◆ **EXERCISE PROMPT**
The answer must be an exact copy of the entries that follow, with all images removed.

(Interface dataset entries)
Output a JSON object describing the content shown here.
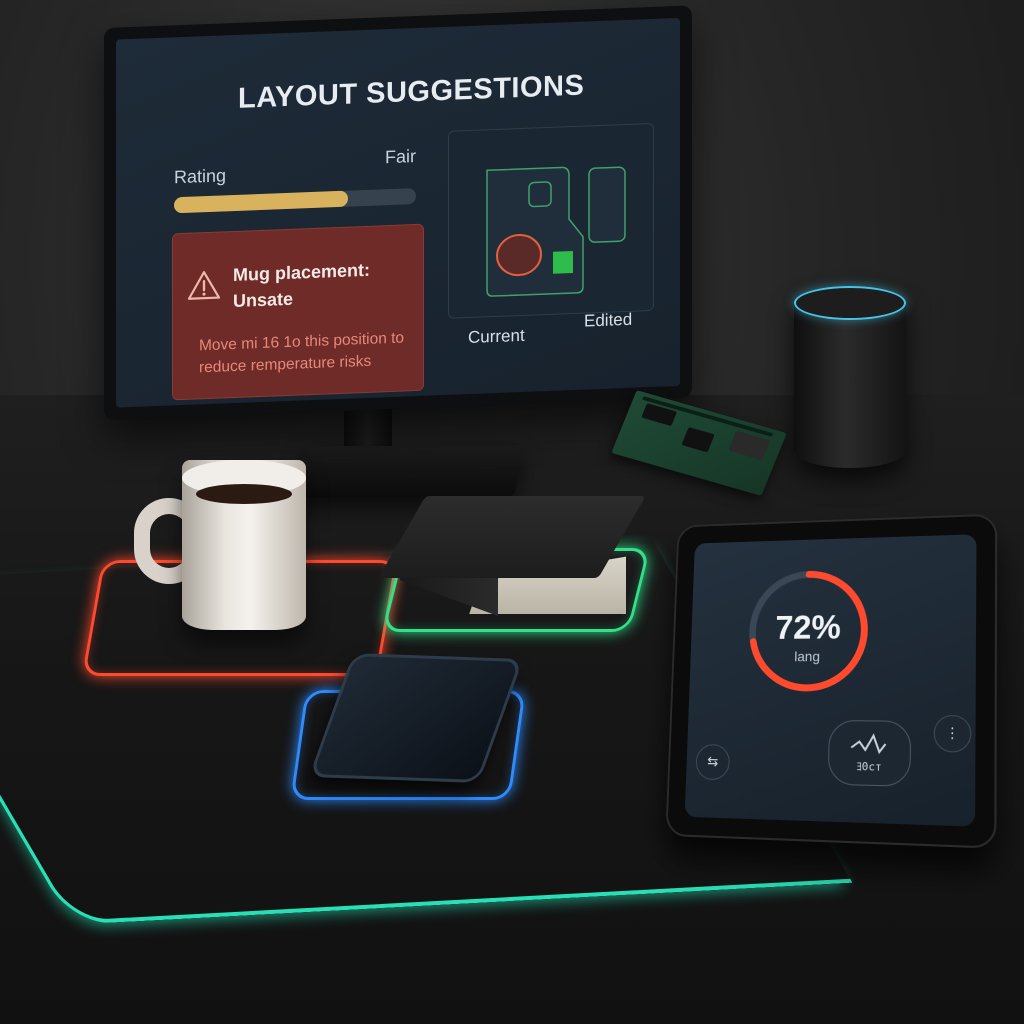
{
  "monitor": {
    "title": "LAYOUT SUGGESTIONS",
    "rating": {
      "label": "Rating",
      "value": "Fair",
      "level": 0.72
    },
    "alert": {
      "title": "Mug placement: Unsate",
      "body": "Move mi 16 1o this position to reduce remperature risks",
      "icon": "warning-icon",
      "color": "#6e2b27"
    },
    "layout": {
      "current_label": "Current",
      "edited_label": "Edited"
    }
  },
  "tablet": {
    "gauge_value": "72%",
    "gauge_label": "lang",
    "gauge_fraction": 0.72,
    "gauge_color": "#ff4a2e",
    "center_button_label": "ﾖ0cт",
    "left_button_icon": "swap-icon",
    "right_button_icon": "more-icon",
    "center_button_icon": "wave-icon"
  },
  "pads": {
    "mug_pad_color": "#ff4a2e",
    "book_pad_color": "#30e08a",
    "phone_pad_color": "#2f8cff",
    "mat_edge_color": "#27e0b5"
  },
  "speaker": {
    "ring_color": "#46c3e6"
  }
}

◆ **EXERCISE SOLUTION**
Output a JSON object describing the content shown here.
{
  "monitor": {
    "title": "LAYOUT SUGGESTIONS",
    "rating": {
      "label": "Rating",
      "value": "Fair",
      "level": 0.72
    },
    "alert": {
      "title": "Mug placement: Unsate",
      "body": "Move mi 16 1o this position to reduce remperature risks",
      "icon": "warning-icon",
      "color": "#6e2b27"
    },
    "layout": {
      "current_label": "Current",
      "edited_label": "Edited"
    }
  },
  "tablet": {
    "gauge_value": "72%",
    "gauge_label": "lang",
    "gauge_fraction": 0.72,
    "gauge_color": "#ff4a2e",
    "center_button_label": "ﾖ0cт",
    "left_button_icon": "swap-icon",
    "right_button_icon": "more-icon",
    "center_button_icon": "wave-icon"
  },
  "pads": {
    "mug_pad_color": "#ff4a2e",
    "book_pad_color": "#30e08a",
    "phone_pad_color": "#2f8cff",
    "mat_edge_color": "#27e0b5"
  },
  "speaker": {
    "ring_color": "#46c3e6"
  }
}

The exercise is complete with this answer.